“The OIG found there is an increased risk of insufficient funding to complete the upgrades because OEHRM lacks formal agreements with OIT and VHA to commit these entities to funding the $2.5 billion in upgrades OEHRM expects them to contribute,” the report states. “Although there was a general understanding that OIT and VHA will pay for some IT infrastructure upgrades necessary to deploying and sustaining the new electronic health record system, establishing formal agreements would help clarify who will fund the upgrades and reduce the risk that OEHRM may need to incur these costs if OIT and VHA are unable to fund those upgrades.”
Many of these issues could have been identified and remediated early on with an independent cost analysis, the IG noted, which is required by VA financial policy but was never ordered.
“The lack of reliable cost estimates was also caused, in part, by OEHRM staff prioritizing competing demands,” the report states. “Furthermore, OEHRM lacked procedures for staff to follow when developing these estimates.”
The independent cost estimate was one of six recommendations from the IG, as well as:
- Reassess the cost estimate for program-related IT infrastructure upgrades and refine it as needed to comply with cost-estimating standards.
- Develop procedures that align with VA cost-estimating guidance.
- Ensure costs for all IT infrastructure upgrades needed for the program and funded by OIT and VHA or other sources are disclosed in program life-cycle cost estimates presented to Congress.
- Formalize agreements with OIT and VHA to identify the expected funding contributions from each entity.
- Establish procedures that identify when life-cycle cost estimates should be updated and ensure those updates are disclosed in the program’s congressionally mandated reports.
OEHRM officials agreed with all six recommendations and provided action plans. The OIG was good with most of those plans, though the sixth fell short as “the response does not address how VA will ensure updated estimates are disclosed in the program’s congressionally mandated reports.”
Members of the House Veterans Affairs Committee said Thursday they would be holding hearings on the two infrastructure reports in the coming weeks.
“It is clear from these reports that the cost estimate for VA’s EHRM project was vastly underestimated by the previous administration and that there are significant failures with the current staff training program,” Committee Chair Mark Takano, D-Calif., said in a statement Thursday. “I appreciate the work of the inspector general in identifying these issues, and I’m grateful that VA has acknowledged them and plans to offer our Committee greater transparency.”

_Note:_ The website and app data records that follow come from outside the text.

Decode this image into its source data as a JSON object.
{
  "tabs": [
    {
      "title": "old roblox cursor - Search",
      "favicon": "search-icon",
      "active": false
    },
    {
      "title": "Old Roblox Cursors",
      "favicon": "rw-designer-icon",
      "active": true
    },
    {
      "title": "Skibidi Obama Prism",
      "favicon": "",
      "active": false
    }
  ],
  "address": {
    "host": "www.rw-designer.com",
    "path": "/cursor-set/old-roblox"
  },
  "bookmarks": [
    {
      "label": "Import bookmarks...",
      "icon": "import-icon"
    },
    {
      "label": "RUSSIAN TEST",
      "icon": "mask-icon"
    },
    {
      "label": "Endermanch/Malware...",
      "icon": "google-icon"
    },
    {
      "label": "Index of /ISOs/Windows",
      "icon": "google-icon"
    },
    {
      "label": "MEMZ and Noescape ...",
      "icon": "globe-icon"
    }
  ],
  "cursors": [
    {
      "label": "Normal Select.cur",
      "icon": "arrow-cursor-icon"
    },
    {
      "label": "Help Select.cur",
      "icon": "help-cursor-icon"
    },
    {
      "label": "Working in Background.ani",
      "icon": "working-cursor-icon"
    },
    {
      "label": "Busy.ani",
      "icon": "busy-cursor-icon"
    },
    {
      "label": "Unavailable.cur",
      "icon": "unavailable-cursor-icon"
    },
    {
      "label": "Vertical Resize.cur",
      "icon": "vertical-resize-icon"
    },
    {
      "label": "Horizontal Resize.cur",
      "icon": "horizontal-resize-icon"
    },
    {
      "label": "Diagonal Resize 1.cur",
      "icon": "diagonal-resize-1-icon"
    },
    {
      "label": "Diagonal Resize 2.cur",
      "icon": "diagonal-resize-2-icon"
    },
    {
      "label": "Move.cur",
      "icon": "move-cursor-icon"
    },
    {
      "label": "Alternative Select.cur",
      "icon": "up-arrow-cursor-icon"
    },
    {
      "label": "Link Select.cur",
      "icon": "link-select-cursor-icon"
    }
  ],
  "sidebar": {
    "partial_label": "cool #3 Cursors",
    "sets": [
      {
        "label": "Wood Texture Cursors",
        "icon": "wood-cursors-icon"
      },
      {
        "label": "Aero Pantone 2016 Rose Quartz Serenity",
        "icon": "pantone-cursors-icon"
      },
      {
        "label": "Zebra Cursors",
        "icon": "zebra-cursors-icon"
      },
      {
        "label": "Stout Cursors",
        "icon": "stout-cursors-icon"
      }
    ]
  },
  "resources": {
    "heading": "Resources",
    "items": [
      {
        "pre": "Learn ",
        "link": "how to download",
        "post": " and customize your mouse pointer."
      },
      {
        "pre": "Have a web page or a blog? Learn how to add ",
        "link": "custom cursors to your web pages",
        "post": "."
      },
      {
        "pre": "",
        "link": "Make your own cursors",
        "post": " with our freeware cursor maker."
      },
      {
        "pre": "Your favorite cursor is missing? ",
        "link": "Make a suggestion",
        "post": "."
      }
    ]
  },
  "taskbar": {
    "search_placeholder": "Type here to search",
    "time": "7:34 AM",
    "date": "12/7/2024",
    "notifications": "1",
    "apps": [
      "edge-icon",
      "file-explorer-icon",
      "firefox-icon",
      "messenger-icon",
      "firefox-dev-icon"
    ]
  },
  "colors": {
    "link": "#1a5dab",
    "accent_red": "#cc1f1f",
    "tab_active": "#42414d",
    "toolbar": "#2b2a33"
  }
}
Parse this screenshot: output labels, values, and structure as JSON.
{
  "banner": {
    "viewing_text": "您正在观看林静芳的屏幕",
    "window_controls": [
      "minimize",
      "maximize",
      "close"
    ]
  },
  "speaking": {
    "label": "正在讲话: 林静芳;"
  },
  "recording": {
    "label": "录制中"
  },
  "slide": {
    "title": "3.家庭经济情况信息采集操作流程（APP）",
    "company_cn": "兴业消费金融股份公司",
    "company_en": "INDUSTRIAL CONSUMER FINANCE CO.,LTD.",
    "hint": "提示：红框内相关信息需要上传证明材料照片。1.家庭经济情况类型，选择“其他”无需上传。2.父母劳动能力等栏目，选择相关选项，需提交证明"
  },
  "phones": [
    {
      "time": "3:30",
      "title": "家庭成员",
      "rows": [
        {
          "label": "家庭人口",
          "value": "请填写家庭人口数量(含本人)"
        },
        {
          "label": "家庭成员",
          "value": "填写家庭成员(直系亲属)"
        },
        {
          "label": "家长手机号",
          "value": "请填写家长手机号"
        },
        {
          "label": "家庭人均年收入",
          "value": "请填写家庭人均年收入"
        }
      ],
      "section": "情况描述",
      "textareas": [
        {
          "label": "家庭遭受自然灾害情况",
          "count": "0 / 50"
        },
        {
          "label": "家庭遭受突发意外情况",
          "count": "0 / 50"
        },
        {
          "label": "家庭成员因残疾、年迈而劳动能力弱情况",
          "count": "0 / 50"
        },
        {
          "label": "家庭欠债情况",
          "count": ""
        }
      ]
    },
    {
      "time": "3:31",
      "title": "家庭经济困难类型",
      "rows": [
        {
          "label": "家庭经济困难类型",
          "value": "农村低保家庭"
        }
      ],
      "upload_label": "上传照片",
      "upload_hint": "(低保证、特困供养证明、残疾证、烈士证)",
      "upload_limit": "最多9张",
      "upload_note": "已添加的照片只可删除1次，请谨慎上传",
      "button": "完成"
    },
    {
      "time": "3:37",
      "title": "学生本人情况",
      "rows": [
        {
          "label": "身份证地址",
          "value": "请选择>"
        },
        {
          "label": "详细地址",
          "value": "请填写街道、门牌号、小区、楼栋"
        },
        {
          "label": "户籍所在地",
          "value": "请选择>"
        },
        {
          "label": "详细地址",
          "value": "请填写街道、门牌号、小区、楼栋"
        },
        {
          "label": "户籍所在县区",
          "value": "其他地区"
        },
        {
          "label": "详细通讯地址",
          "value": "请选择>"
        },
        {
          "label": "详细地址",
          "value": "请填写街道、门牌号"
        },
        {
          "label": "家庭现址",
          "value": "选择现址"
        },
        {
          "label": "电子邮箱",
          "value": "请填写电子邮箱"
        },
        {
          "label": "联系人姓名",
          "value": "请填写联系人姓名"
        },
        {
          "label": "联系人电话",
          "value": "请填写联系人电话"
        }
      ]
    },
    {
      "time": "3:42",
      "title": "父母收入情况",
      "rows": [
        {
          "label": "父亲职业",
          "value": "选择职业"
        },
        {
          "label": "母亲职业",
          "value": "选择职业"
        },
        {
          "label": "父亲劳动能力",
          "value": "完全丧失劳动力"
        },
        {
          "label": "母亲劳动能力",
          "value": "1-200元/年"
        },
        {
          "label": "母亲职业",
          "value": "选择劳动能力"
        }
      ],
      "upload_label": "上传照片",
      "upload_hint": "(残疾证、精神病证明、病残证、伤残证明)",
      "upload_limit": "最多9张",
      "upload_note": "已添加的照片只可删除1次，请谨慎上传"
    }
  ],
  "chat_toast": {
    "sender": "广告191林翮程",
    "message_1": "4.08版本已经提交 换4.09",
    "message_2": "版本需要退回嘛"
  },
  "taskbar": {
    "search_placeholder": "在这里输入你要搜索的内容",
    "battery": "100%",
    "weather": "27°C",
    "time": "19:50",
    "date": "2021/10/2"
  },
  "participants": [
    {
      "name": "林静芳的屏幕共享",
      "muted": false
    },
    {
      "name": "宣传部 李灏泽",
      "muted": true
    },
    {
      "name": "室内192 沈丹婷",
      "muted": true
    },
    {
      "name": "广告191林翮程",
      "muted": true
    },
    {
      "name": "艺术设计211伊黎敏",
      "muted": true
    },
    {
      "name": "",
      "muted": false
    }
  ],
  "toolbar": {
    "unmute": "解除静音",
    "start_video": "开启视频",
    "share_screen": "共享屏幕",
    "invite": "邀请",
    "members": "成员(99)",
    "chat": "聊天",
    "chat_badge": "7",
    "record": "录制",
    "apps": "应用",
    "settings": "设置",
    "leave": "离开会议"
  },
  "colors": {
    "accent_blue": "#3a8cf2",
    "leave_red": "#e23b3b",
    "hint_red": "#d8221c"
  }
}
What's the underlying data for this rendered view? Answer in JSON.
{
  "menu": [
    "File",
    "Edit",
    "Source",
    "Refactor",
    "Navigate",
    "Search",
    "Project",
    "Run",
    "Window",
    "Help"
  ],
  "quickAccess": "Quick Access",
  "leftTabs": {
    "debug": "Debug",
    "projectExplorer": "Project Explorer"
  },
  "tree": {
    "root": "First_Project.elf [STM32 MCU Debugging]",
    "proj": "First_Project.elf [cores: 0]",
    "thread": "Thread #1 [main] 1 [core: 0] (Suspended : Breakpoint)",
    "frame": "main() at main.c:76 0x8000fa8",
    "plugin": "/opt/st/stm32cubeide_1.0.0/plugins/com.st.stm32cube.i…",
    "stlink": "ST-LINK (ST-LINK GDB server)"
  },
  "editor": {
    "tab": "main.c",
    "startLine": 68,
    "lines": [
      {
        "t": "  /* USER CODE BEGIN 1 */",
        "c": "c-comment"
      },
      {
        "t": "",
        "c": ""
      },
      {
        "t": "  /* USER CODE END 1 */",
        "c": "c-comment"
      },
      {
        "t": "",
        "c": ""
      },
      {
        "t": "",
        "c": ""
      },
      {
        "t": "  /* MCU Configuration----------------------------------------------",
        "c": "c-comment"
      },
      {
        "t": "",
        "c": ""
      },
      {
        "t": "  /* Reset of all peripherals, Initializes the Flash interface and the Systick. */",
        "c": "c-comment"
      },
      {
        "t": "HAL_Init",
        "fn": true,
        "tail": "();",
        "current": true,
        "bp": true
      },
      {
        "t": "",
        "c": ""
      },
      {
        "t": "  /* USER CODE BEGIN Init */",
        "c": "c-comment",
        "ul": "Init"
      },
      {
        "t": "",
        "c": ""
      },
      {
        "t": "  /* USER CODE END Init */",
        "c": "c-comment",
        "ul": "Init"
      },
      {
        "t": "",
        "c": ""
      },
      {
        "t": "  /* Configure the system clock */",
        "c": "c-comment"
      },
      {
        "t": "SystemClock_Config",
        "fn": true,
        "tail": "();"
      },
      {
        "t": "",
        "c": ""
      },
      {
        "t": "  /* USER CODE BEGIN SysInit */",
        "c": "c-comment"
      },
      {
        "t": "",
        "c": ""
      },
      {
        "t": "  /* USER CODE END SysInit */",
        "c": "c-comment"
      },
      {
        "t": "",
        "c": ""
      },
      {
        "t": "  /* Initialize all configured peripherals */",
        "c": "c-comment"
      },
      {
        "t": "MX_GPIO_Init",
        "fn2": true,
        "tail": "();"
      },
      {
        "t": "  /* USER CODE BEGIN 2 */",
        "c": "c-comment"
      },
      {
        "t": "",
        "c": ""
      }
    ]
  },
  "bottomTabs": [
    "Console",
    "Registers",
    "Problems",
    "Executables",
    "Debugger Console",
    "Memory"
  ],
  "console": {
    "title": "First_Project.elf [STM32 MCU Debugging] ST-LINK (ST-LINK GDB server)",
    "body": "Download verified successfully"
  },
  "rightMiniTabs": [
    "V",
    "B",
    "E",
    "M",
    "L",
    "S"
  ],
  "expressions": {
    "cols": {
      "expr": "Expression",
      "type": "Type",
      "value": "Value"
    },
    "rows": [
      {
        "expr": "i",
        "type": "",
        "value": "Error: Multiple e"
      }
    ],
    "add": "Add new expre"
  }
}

Takano and Technology Modernization Subcommittee Chair Frank Mrvan, D-Ind., said VA Secretary Denis McDonough has been invited to testify at the July 21 hearing.
“Based on these reports and my previous conversations with VA, I continue to have serious concerns about the management of the EHRM program—including the lack of clarity around life-cycle costs, failures in staff training, and inadequate change management practices,” Mrvan said.
Biden administration officials appear to be aware of issues with the EHR program rollout, with McDonough launching a 12-week “strategic review” of the program after his confirmation. That review wrapped last month and, last week, McDonough said the program would continue but that changes were afoot.
“We’re very close to finalizing changes to the EHR deployment effort to ensure that we come in on time, on budget and—most importantly—provide the best care for our vets and the best experience for our providers,” he said during a June 30 press conference. “I assure you that we’ll have further announcements on this soon.”